• **EXERCISE INSTRUCTIONS**: Using the listing below, report how many lines contain the word "Product" and give no other words.

** DATA FOR THIS TASK follows **

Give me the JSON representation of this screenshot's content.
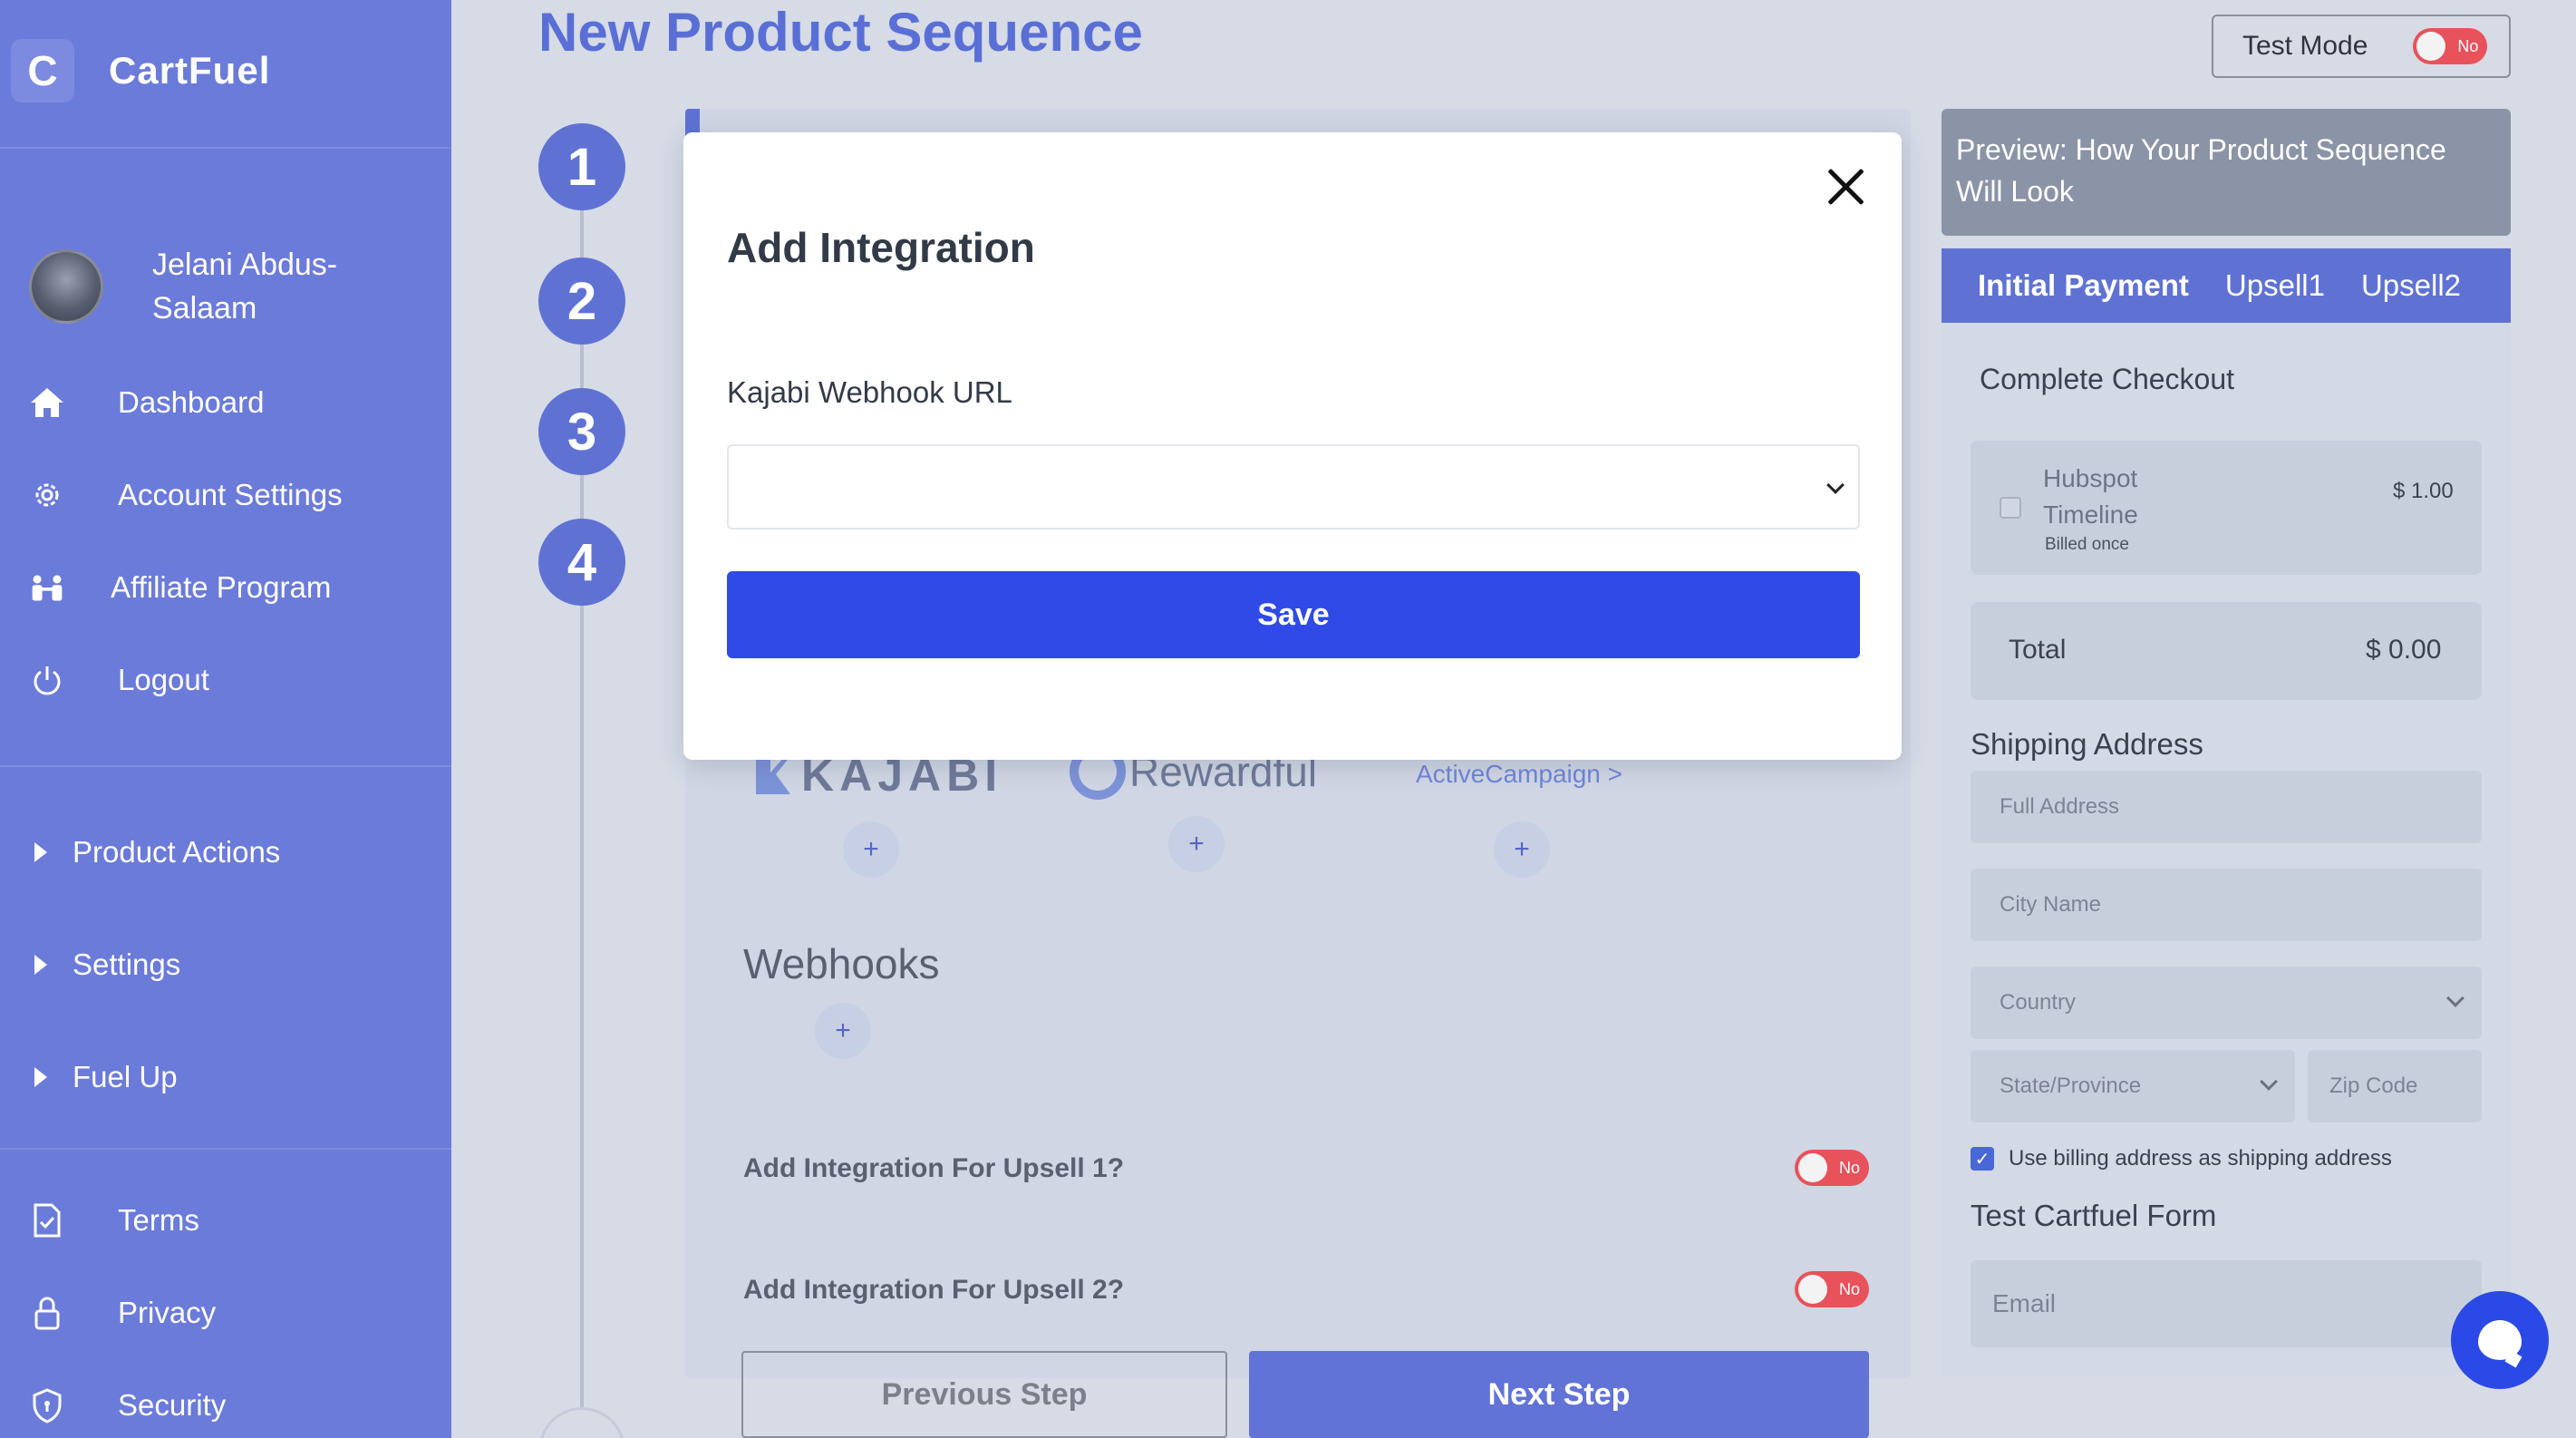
{
  "brand": {
    "logo_letter": "C",
    "name": "CartFuel"
  },
  "user": {
    "name": "Jelani Abdus-Salaam"
  },
  "sidebar": {
    "nav": [
      {
        "label": "Dashboard",
        "icon": "home-icon"
      },
      {
        "label": "Account Settings",
        "icon": "gear-icon"
      },
      {
        "label": "Affiliate Program",
        "icon": "people-icon"
      },
      {
        "label": "Logout",
        "icon": "power-icon"
      }
    ],
    "groups": [
      {
        "label": "Product Actions"
      },
      {
        "label": "Settings"
      },
      {
        "label": "Fuel Up"
      }
    ],
    "footer": [
      {
        "label": "Terms",
        "icon": "document-check-icon"
      },
      {
        "label": "Privacy",
        "icon": "lock-icon"
      },
      {
        "label": "Security",
        "icon": "shield-icon"
      }
    ]
  },
  "header": {
    "title": "New Product Sequence",
    "test_mode_label": "Test Mode",
    "test_mode_toggle": "No"
  },
  "steps": [
    "1",
    "2",
    "3",
    "4"
  ],
  "integrations": {
    "kajabi": "KAJABI",
    "rewardful": "Rewardful",
    "activecampaign": "ActiveCampaign",
    "activecampaign_arrow": ">",
    "plus": "+"
  },
  "webhooks": {
    "title": "Webhooks",
    "plus": "+"
  },
  "upsell_rows": [
    {
      "label": "Add Integration For Upsell 1?",
      "toggle": "No"
    },
    {
      "label": "Add Integration For Upsell 2?",
      "toggle": "No"
    }
  ],
  "nav_buttons": {
    "previous": "Previous Step",
    "next": "Next Step"
  },
  "preview": {
    "title": "Preview: How Your Product Sequence Will Look",
    "tabs": [
      "Initial Payment",
      "Upsell1",
      "Upsell2"
    ],
    "checkout_title": "Complete Checkout",
    "item": {
      "name_line1": "Hubspot",
      "name_line2": "Timeline",
      "billing": "Billed once",
      "price": "$ 1.00"
    },
    "total_label": "Total",
    "total_value": "$ 0.00",
    "shipping_title": "Shipping Address",
    "fields": {
      "full_address": "Full Address",
      "city": "City Name",
      "country": "Country",
      "state": "State/Province",
      "zip": "Zip Code"
    },
    "use_billing": "Use billing address as shipping address",
    "test_form_title": "Test Cartfuel Form",
    "email_placeholder": "Email"
  },
  "modal": {
    "title": "Add Integration",
    "field_label": "Kajabi Webhook URL",
    "select_value": "",
    "save_label": "Save"
  },
  "colors": {
    "sidebar": "#6b7bd9",
    "accent": "#5f72d4",
    "save_button": "#2f4ae6",
    "toggle_off": "#e8525b"
  }
}
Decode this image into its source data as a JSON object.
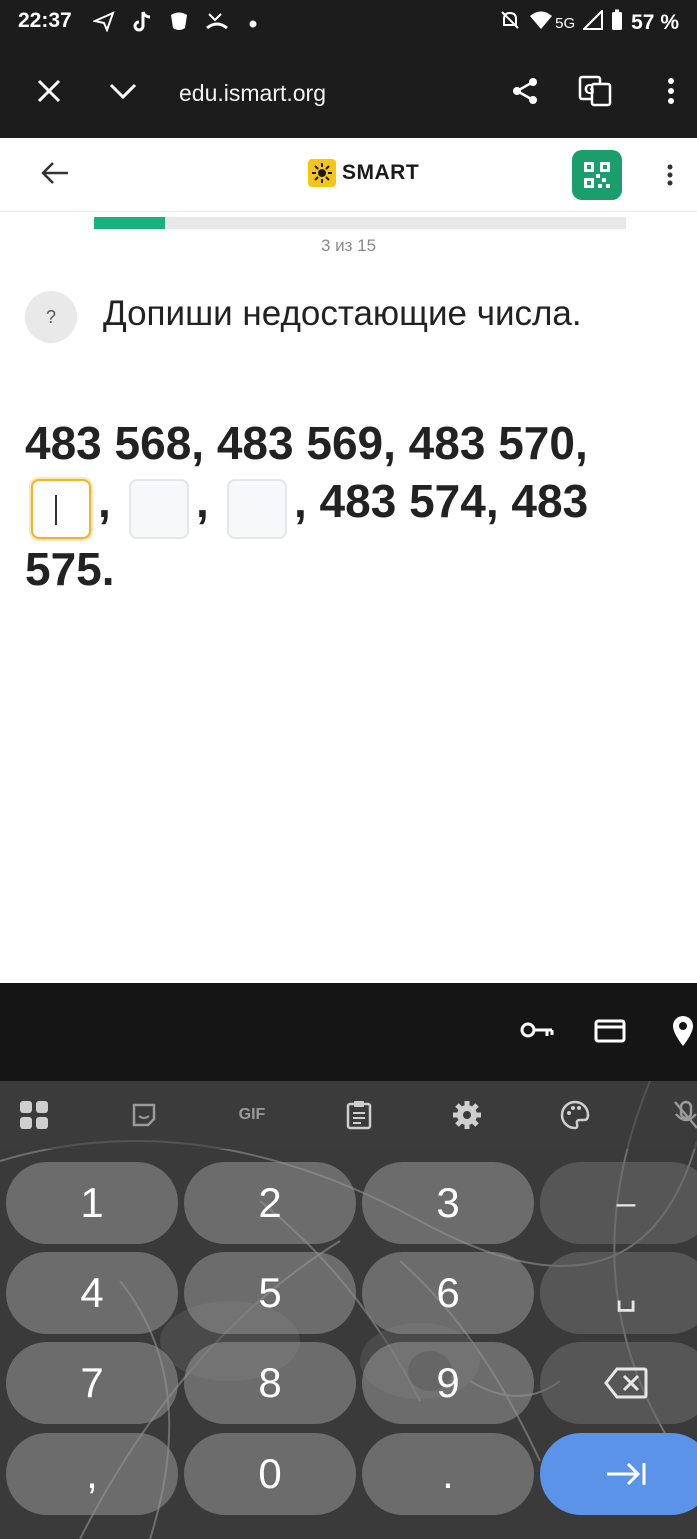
{
  "status_bar": {
    "time": "22:37",
    "network": "5G",
    "battery": "57 %"
  },
  "browser": {
    "url": "edu.ismart.org"
  },
  "app": {
    "logo_text": "SMART",
    "progress": {
      "current": 3,
      "total": 15,
      "label": "3 из 15",
      "fraction": 0.133
    },
    "help_label": "?",
    "question": "Допиши недостающие числа.",
    "sequence": {
      "part1": "483 568, 483 569, 483 570,",
      "sep1": ",",
      "sep2": ",",
      "part2": ", 483 574, 483",
      "part3": "575."
    }
  },
  "keyboard": {
    "toolbar_label": "GIF",
    "keys": {
      "k1": "1",
      "k2": "2",
      "k3": "3",
      "dash": "–",
      "k4": "4",
      "k5": "5",
      "k6": "6",
      "space": "␣",
      "k7": "7",
      "k8": "8",
      "k9": "9",
      "comma": ",",
      "k0": "0",
      "dot": "."
    }
  },
  "colors": {
    "accent_green": "#17b37a",
    "qr_green": "#1a9e6c",
    "logo_yellow": "#f5c518",
    "active_border": "#f5b030",
    "enter_blue": "#5b93e8"
  }
}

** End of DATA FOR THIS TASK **

• **WRITTEN SOLUTION**: 3